__What you are asked to do__. Search the entries below for "icon" and copy each matching line.

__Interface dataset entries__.
════════

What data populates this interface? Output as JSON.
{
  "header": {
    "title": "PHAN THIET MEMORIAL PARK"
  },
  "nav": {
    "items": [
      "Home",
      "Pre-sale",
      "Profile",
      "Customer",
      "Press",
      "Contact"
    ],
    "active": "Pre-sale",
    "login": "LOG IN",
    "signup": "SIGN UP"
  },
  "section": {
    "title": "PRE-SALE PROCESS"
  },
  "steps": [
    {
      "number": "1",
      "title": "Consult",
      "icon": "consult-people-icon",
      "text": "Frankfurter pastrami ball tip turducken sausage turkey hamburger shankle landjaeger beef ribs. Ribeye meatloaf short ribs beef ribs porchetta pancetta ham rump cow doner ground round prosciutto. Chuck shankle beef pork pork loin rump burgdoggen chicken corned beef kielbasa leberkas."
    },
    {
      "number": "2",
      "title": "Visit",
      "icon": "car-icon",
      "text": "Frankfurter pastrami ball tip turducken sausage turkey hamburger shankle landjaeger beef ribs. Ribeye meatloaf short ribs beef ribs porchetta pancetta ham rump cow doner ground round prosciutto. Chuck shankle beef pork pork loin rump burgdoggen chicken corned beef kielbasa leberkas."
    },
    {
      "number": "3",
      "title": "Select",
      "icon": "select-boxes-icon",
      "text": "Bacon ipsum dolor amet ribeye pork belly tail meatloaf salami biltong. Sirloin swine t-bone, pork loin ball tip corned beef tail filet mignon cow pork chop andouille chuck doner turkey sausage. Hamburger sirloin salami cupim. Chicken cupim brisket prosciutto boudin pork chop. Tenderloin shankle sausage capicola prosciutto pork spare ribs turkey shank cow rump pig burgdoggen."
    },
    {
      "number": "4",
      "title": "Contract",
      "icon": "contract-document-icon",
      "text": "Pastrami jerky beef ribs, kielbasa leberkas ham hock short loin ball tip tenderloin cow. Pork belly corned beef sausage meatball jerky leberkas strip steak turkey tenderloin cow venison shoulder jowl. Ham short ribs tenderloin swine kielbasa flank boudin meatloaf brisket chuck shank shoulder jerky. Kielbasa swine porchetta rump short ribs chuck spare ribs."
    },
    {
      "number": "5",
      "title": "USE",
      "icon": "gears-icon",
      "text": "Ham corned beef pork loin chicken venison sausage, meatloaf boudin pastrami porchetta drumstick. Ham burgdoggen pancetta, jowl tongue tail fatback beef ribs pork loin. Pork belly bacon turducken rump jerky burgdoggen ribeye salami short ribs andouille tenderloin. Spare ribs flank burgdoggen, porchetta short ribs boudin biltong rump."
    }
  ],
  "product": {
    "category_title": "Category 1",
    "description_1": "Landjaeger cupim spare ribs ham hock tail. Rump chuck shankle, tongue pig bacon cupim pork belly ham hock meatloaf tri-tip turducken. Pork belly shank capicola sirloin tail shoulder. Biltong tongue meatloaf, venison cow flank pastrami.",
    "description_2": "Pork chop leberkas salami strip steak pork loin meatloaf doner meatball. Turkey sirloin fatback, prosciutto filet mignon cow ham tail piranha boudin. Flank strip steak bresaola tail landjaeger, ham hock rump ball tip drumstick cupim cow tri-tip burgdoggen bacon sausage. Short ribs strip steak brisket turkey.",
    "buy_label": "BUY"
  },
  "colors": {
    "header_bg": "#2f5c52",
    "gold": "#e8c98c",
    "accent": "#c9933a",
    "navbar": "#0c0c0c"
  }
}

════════

__Answer to this exercise__.
      "icon": "consult-people-icon",
      "icon": "car-icon",
      "icon": "select-boxes-icon",
      "icon": "contract-document-icon",
      "icon": "gears-icon",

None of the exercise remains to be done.